Has the war in Afghanistan been worth it?

Defense.gov

US Army Sgt. Carl Goss secures an area near a bridge construction site in Zabul province, Afghanistan, March 13, 2011. Goss, assigned to Provincial Reconstruction Team Zabul, 181st Infantry Regiment, also is a member of the Massachusetts Army National Guard. US Air Force photo by Master Sgt. Adrian Cadiz

Article Highlights

  • In Afghanistan US has achieved much more than vengeance for the 9/11 attacks

    Tweet This

  • US has paid a terrible cost in Afghanistan but the value earned is priceless

    Tweet This

  • In Afghanistan US has protected against further attack, preserved representative govt, stabilized region

    Tweet This

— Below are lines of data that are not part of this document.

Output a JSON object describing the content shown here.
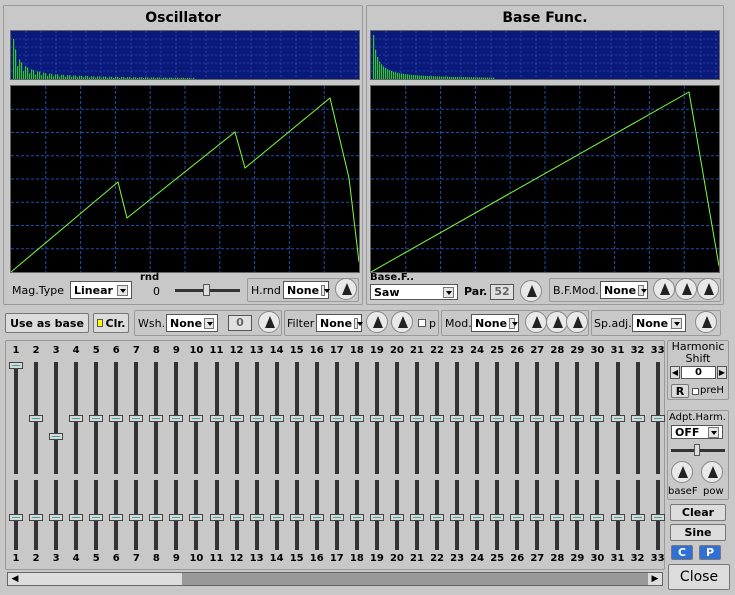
{
  "oscillator": {
    "title": "Oscillator",
    "mag_type_label": "Mag.Type",
    "mag_type_value": "Linear",
    "rnd_label": "rnd",
    "rnd_value": "0",
    "hrnd_label": "H.rnd",
    "hrnd_value": "None"
  },
  "base_func": {
    "title": "Base Func.",
    "base_label": "Base.F..",
    "base_value": "Saw",
    "par_label": "Par.",
    "par_value": "52",
    "bfmod_label": "B.F.Mod.",
    "bfmod_value": "None"
  },
  "toolbar": {
    "use_as_base": "Use as base",
    "clr": "Clr.",
    "wsh_label": "Wsh.",
    "wsh_value": "None",
    "wsh_amount": "0",
    "filter_label": "Filter",
    "filter_value": "None",
    "filter_p": "p",
    "mod_label": "Mod.",
    "mod_value": "None",
    "spadj_label": "Sp.adj.",
    "spadj_value": "None"
  },
  "harmonics": {
    "numbers": [
      "1",
      "2",
      "3",
      "4",
      "5",
      "6",
      "7",
      "8",
      "9",
      "10",
      "11",
      "12",
      "13",
      "14",
      "15",
      "16",
      "17",
      "18",
      "19",
      "20",
      "21",
      "22",
      "23",
      "24",
      "25",
      "26",
      "27",
      "28",
      "29",
      "30",
      "31",
      "32",
      "33"
    ],
    "magnitude_levels": [
      1.0,
      0.5,
      0.33,
      0.5,
      0.5,
      0.5,
      0.5,
      0.5,
      0.5,
      0.5,
      0.5,
      0.5,
      0.5,
      0.5,
      0.5,
      0.5,
      0.5,
      0.5,
      0.5,
      0.5,
      0.5,
      0.5,
      0.5,
      0.5,
      0.5,
      0.5,
      0.5,
      0.5,
      0.5,
      0.5,
      0.5,
      0.5,
      0.5
    ]
  },
  "side": {
    "harmonic_shift_label": "Harmonic Shift",
    "shift_value": "0",
    "r_label": "R",
    "preh_label": "preH",
    "adpt_label": "Adpt.Harm.",
    "adpt_value": "OFF",
    "basef_label": "baseF",
    "pow_label": "pow",
    "clear": "Clear",
    "sine": "Sine",
    "c": "C",
    "p": "P",
    "close": "Close"
  },
  "colors": {
    "wave": "#7dff3c",
    "grid": "#1f4fae",
    "spectrum_bg": "#0a1a7a",
    "spectrum_bar": "#34c81e"
  }
}
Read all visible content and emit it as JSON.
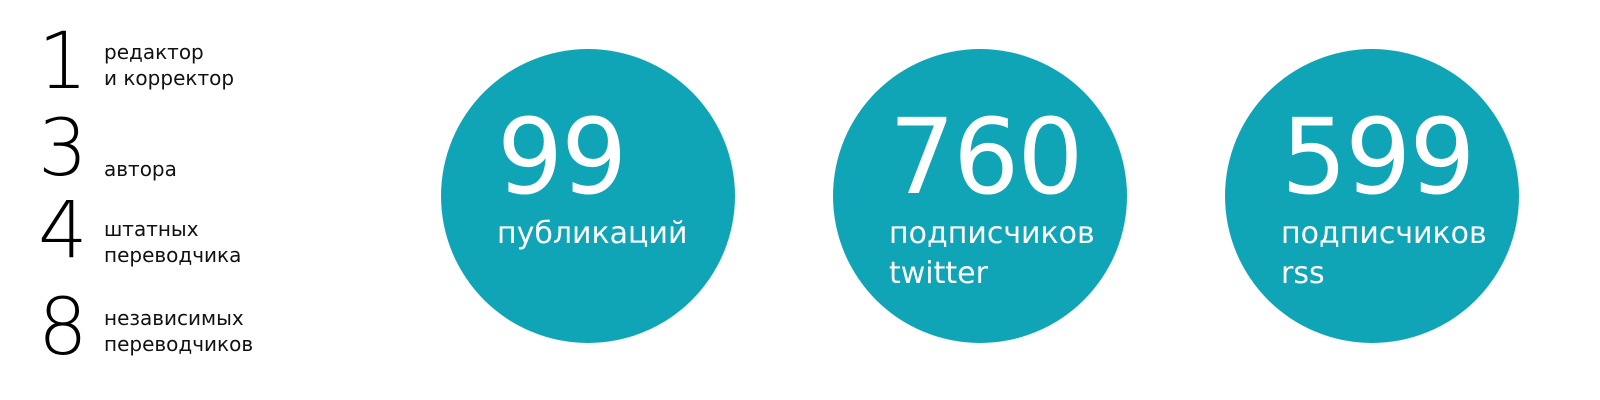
{
  "team": [
    {
      "number": "1",
      "line1": "редактор",
      "line2": "и корректор"
    },
    {
      "number": "3",
      "line1": "автора",
      "line2": ""
    },
    {
      "number": "4",
      "line1": "штатных",
      "line2": "переводчика"
    },
    {
      "number": "8",
      "line1": "независимых",
      "line2": "переводчиков"
    }
  ],
  "stats": [
    {
      "number": "99",
      "line1": "публикаций",
      "line2": ""
    },
    {
      "number": "760",
      "line1": "подписчиков",
      "line2": "twitter"
    },
    {
      "number": "599",
      "line1": "подписчиков",
      "line2": "rss"
    }
  ],
  "colors": {
    "circle": "#0fa5b6",
    "circle_text": "#ffffff",
    "text": "#000000"
  }
}
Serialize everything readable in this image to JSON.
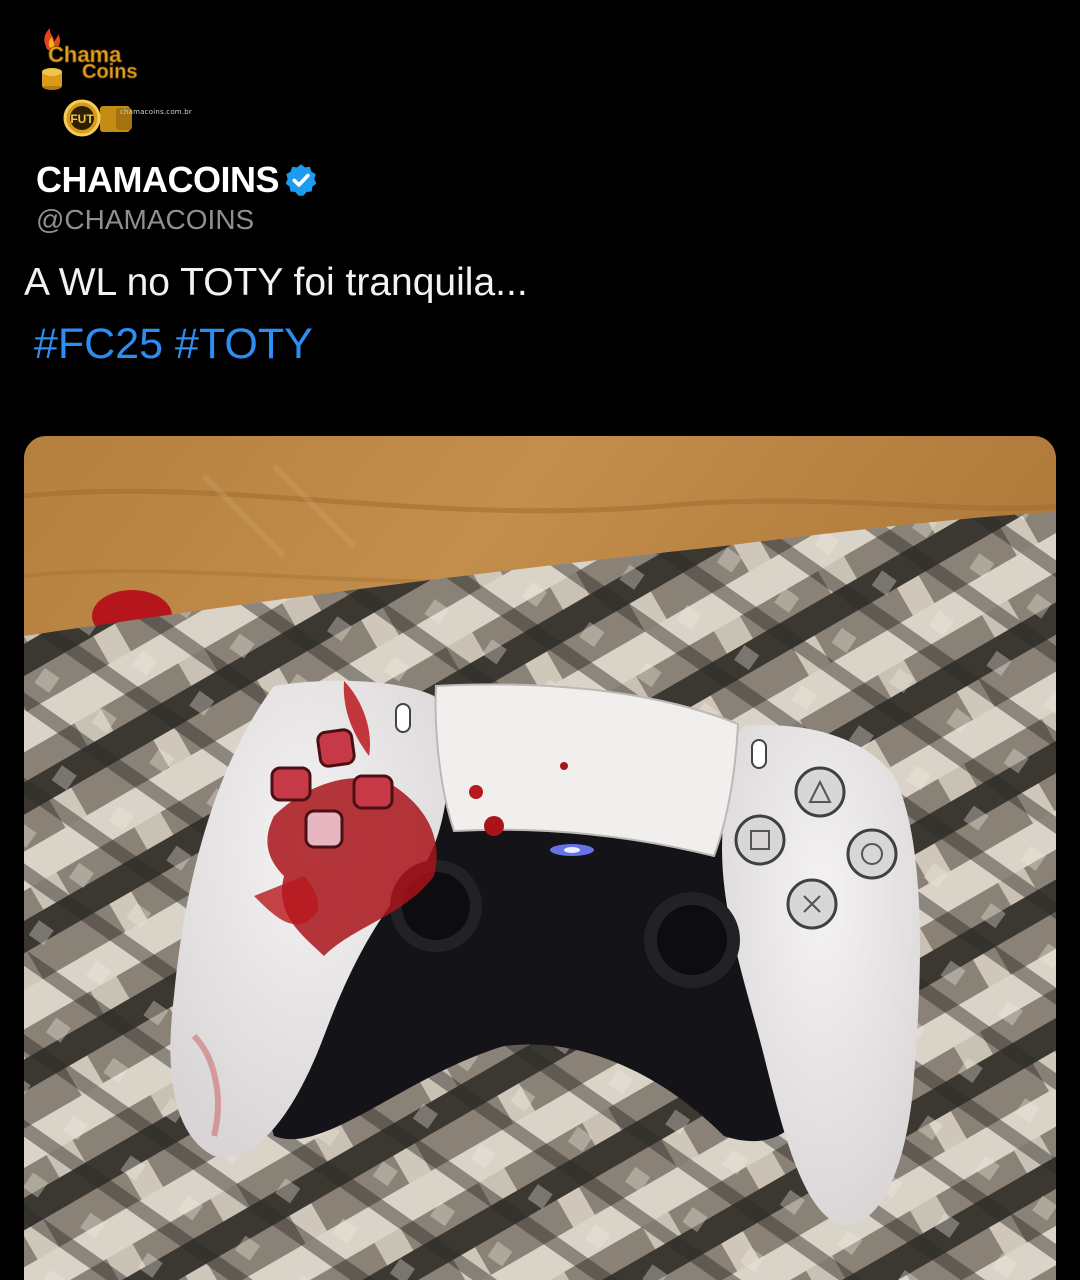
{
  "brand": {
    "logo_line1": "Chama",
    "logo_line2": "Coins",
    "logo_site": "chamacoins.com.br",
    "badge_text": "FUT",
    "accent_gold": "#e0a21b"
  },
  "tweet": {
    "display_name": "CHAMACOINS",
    "handle": "@CHAMACOINS",
    "verified_icon": "verified-badge-icon",
    "text": "A WL no TOTY foi tranquila...",
    "hashtags": [
      "#FC25",
      "#TOTY"
    ],
    "link_color": "#2c8ef3"
  },
  "media": {
    "description_icon": "ps5-controller-photo",
    "face_buttons": [
      "triangle",
      "square",
      "circle",
      "cross"
    ]
  }
}
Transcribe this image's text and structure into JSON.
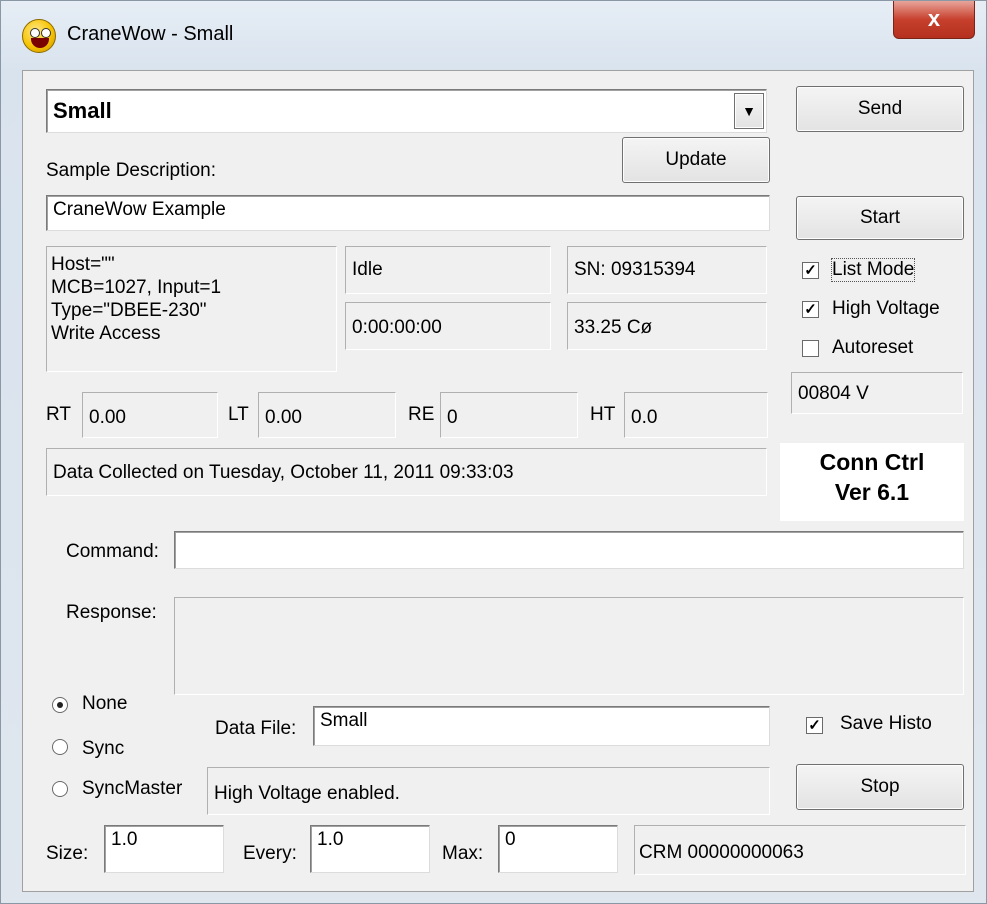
{
  "window": {
    "title": "CraneWow - Small",
    "close_glyph": "x"
  },
  "sample": {
    "selected": "Small",
    "description_label": "Sample Description:",
    "description": "CraneWow Example"
  },
  "buttons": {
    "send": "Send",
    "update": "Update",
    "start": "Start",
    "stop": "Stop"
  },
  "host_info": [
    "Host=\"\"",
    "MCB=1027, Input=1",
    "Type=\"DBEE-230\"",
    "Write Access"
  ],
  "status": {
    "state": "Idle",
    "elapsed": "0:00:00:00",
    "serial": "SN: 09315394",
    "temperature": "33.25 Cø"
  },
  "options": {
    "list_mode": "List Mode",
    "high_voltage": "High Voltage",
    "autoreset": "Autoreset",
    "save_histo": "Save Histo"
  },
  "options_state": {
    "list_mode": true,
    "high_voltage": true,
    "autoreset": false,
    "save_histo": true
  },
  "voltage": "00804 V",
  "times": [
    {
      "label": "RT",
      "value": "0.00"
    },
    {
      "label": "LT",
      "value": "0.00"
    },
    {
      "label": "RE",
      "value": "0"
    },
    {
      "label": "HT",
      "value": "0.0"
    }
  ],
  "data_collected": "Data Collected on Tuesday, October 11, 2011 09:33:03",
  "conn_ctrl": {
    "line1": "Conn Ctrl",
    "line2": "Ver 6.1"
  },
  "command": {
    "label": "Command:",
    "value": ""
  },
  "response": {
    "label": "Response:",
    "value": ""
  },
  "sync_mode": {
    "options": [
      "None",
      "Sync",
      "SyncMaster"
    ],
    "selected": "None"
  },
  "data_file": {
    "label": "Data File:",
    "value": "Small"
  },
  "message": "High Voltage enabled.",
  "size": {
    "label": "Size:",
    "value": "1.0"
  },
  "every": {
    "label": "Every:",
    "value": "1.0"
  },
  "max": {
    "label": "Max:",
    "value": "0"
  },
  "crm": "CRM 00000000063",
  "colors": {
    "close_button": "#c7402e",
    "window_frame": "#d9e3ee",
    "panel_bg": "#f0f0f0"
  }
}
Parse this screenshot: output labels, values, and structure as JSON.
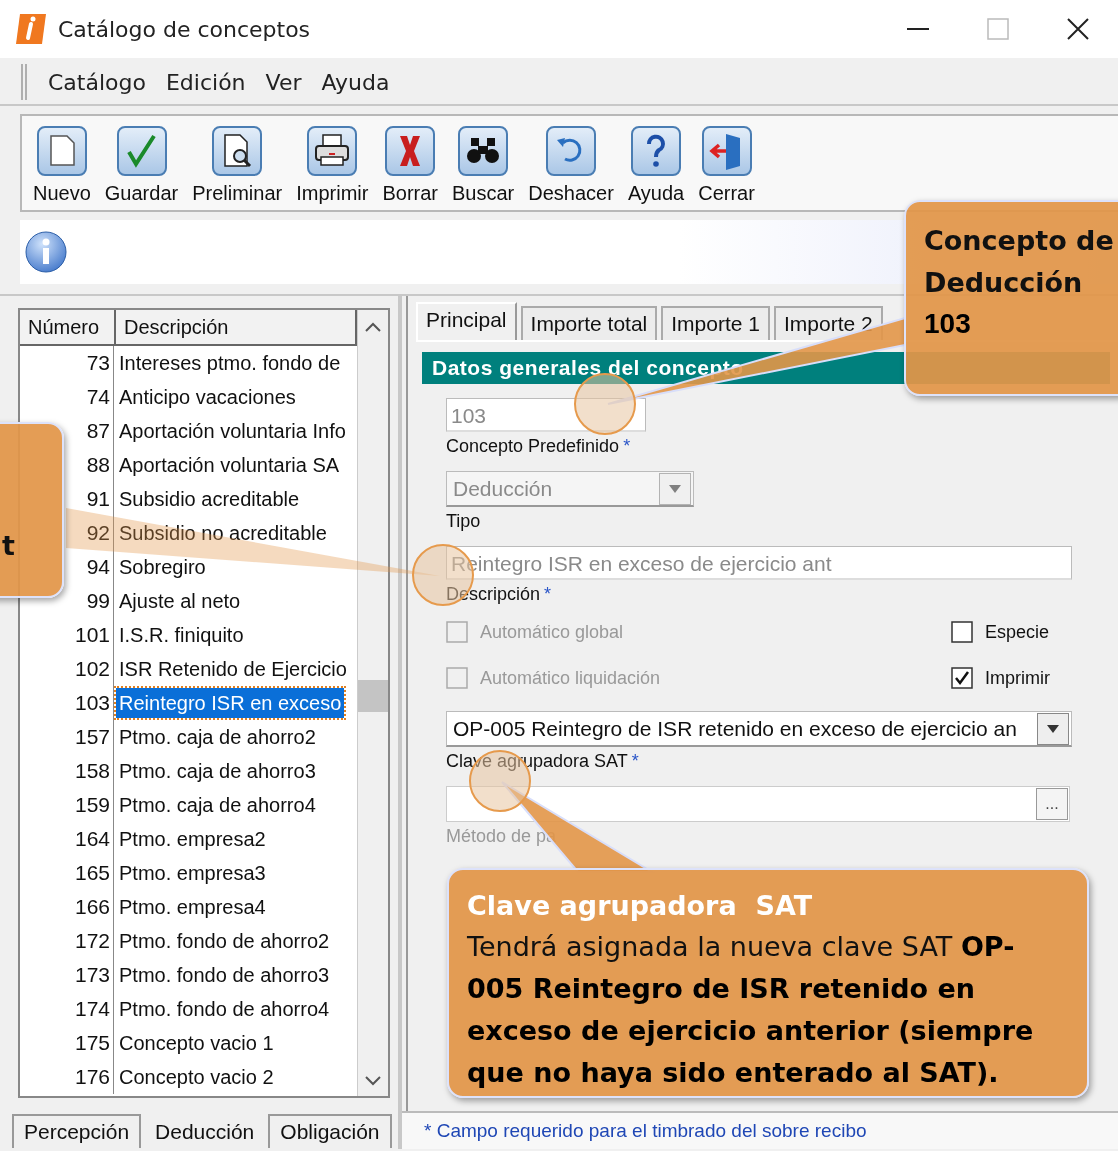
{
  "window": {
    "title": "Catálogo de conceptos"
  },
  "menu": [
    "Catálogo",
    "Edición",
    "Ver",
    "Ayuda"
  ],
  "toolbar": [
    "Nuevo",
    "Guardar",
    "Preliminar",
    "Imprimir",
    "Borrar",
    "Buscar",
    "Deshacer",
    "Ayuda",
    "Cerrar"
  ],
  "concept_list": {
    "columns": [
      "Número",
      "Descripción"
    ],
    "rows": [
      {
        "number": "73",
        "description": "Intereses ptmo. fondo de",
        "selected": false
      },
      {
        "number": "74",
        "description": "Anticipo vacaciones",
        "selected": false
      },
      {
        "number": "87",
        "description": "Aportación voluntaria Info",
        "selected": false
      },
      {
        "number": "88",
        "description": "Aportación voluntaria SA",
        "selected": false
      },
      {
        "number": "91",
        "description": "Subsidio acreditable",
        "selected": false
      },
      {
        "number": "92",
        "description": "Subsidio no acreditable",
        "selected": false
      },
      {
        "number": "94",
        "description": "Sobregiro",
        "selected": false
      },
      {
        "number": "99",
        "description": "Ajuste al neto",
        "selected": false
      },
      {
        "number": "101",
        "description": "I.S.R. finiquito",
        "selected": false
      },
      {
        "number": "102",
        "description": "ISR Retenido de Ejercicio",
        "selected": false
      },
      {
        "number": "103",
        "description": "Reintegro ISR en exceso",
        "selected": true
      },
      {
        "number": "157",
        "description": "Ptmo. caja de ahorro2",
        "selected": false
      },
      {
        "number": "158",
        "description": "Ptmo. caja de ahorro3",
        "selected": false
      },
      {
        "number": "159",
        "description": "Ptmo. caja de ahorro4",
        "selected": false
      },
      {
        "number": "164",
        "description": "Ptmo. empresa2",
        "selected": false
      },
      {
        "number": "165",
        "description": "Ptmo. empresa3",
        "selected": false
      },
      {
        "number": "166",
        "description": "Ptmo. empresa4",
        "selected": false
      },
      {
        "number": "172",
        "description": "Ptmo. fondo de ahorro2",
        "selected": false
      },
      {
        "number": "173",
        "description": "Ptmo. fondo de ahorro3",
        "selected": false
      },
      {
        "number": "174",
        "description": "Ptmo. fondo de ahorro4",
        "selected": false
      },
      {
        "number": "175",
        "description": "Concepto vacio 1",
        "selected": false
      },
      {
        "number": "176",
        "description": "Concepto vacio 2",
        "selected": false
      }
    ]
  },
  "list_tabs": [
    {
      "label": "Percepción",
      "selected": false
    },
    {
      "label": "Deducción",
      "selected": true
    },
    {
      "label": "Obligación",
      "selected": false
    }
  ],
  "detail_tabs": [
    {
      "label": "Principal",
      "selected": true
    },
    {
      "label": "Importe total",
      "selected": false
    },
    {
      "label": "Importe 1",
      "selected": false
    },
    {
      "label": "Importe 2",
      "selected": false
    }
  ],
  "section_title": "Datos generales del concepto",
  "form": [
    {
      "kind": "number",
      "value": "103",
      "disabled": true,
      "label": "Concepto Predefinido",
      "required_mark": "*"
    },
    {
      "kind": "select",
      "value": "Deducción",
      "disabled": true,
      "label": "Tipo"
    },
    {
      "kind": "text",
      "value": "Reintegro ISR en exceso de ejercicio ant",
      "disabled": true,
      "label": "Descripción",
      "required_mark": "*"
    },
    {
      "kind": "checkboxes",
      "items": [
        {
          "label": "Automático global",
          "checked": false,
          "disabled": true
        },
        {
          "label": "Especie",
          "checked": false,
          "disabled": false
        },
        {
          "label": "Automático liquidación",
          "checked": false,
          "disabled": true
        },
        {
          "label": "Imprimir",
          "checked": true,
          "disabled": false
        }
      ]
    },
    {
      "kind": "wide_select",
      "value": "OP-005 Reintegro de ISR retenido en exceso de ejercicio an",
      "disabled": false,
      "label": "Clave agrupadora SAT",
      "required_mark": "*"
    },
    {
      "kind": "browse",
      "button": "...",
      "disabled": true,
      "label": "Método de pa"
    }
  ],
  "footer": "* Campo requerido para el timbrado del sobre recibo",
  "callouts": [
    {
      "kind": "corner",
      "title": "Concepto de Deducción",
      "value": "103"
    },
    {
      "kind": "edge",
      "title": "t"
    },
    {
      "kind": "note",
      "title": "Clave agrupadora  SAT",
      "body": "Tendrá asignada la nueva clave SAT  **OP-005 Reintegro de ISR retenido en exceso de ejercicio anterior (siempre que no haya sido enterado al SAT).**"
    }
  ]
}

Yes. On Sept. 11, 2001, Afghanistan was home to Osama bin Laden and his terrorist organization, Al Qaeda, the group responsible for the 9/11 attacks. Today, Bin Laden is dead and what’s left of the Al Qaeda leadership has fled to Pakistan and beyond. But the United States has achieved much more than vengeance for the 9/11 attacks. Afghanistan is no longer a base for terrorists. Instead, it serves as a base for the U.S., as it strives to suppress terrorism and Islamic extremism and stabilize a fragile Pakistan next door.

The U.S. and its allies have achieved a great deal in Afghanistan. The initial invasion quickly ousted the repressive Taliban regime, which had sheltered Al Qaeda. For all its faults and corruption, the current government of Afghanistan has proved durable and is on the verge of a peaceful transfer of power from President Hamid Karzai to an elected successor. That’s something that hasn’t happened in Afghanistan for decades. And, most important to Americans, the U.S. has succeeded in training the Afghan army so it will be able to defeat attempts by the Taliban to reclaim power. 

More than 2,300 Americans have been killed in Afghanistan since 2001, many more have been wounded, and billions of dollars have been spent. That is a terrible cost, but the value earned in return—protecting the U.S. from terrorist attacks, preserving representative government in Afghanistan, and protecting U.S. interests in a volatile region—is priceless.

This article appeared in The New York Times Upfront on March 31, 2014 alongside an opposing viewpoint from former congressman Ron Paul.

Also Visit
AEIdeas Blog The American Magazine
About the Author

 

Thomas
Donnelly

What's new on AEI

Study: Piketty tax plan would boost equality by making rich less rich. But poor would be poorer, too
image Rep. McCaul’s cybersecurity information sharing center: If you build it, will they come?
image Halbig and its aftermath
image Culture of how Washington pays for medical care
AEI on Facebook
Events Calendar
  • 28
    MON
  • 29
    TUE
  • 30
    WED
  • 31
    THU
  • 01
    FRI
Tuesday, July 29, 2014 | 10:00 a.m. – 12:00 p.m.
Is Medicare's future secure? The 2014 Trustees Report

Please join AEI as the chief actuary for Medicare summarizes the report’s results, followed by a panel discussion of what those spending trends are likely to mean for seniors, taxpayers, the health industry, and federal policy.

Event Registration is Closed
Friday, August 01, 2014 | 10:30 a.m. – 12:00 p.m.
Watergate revisited: The reforms and the reality, 40 years later

Please join us as four of Washington’s most distinguished political observers will revisit the Watergate hearings and discuss reforms that followed.

No events scheduled this day.
No events scheduled this day.
No events scheduled this day.
No events scheduled this day.
No events scheduled this day.
No events scheduled this day.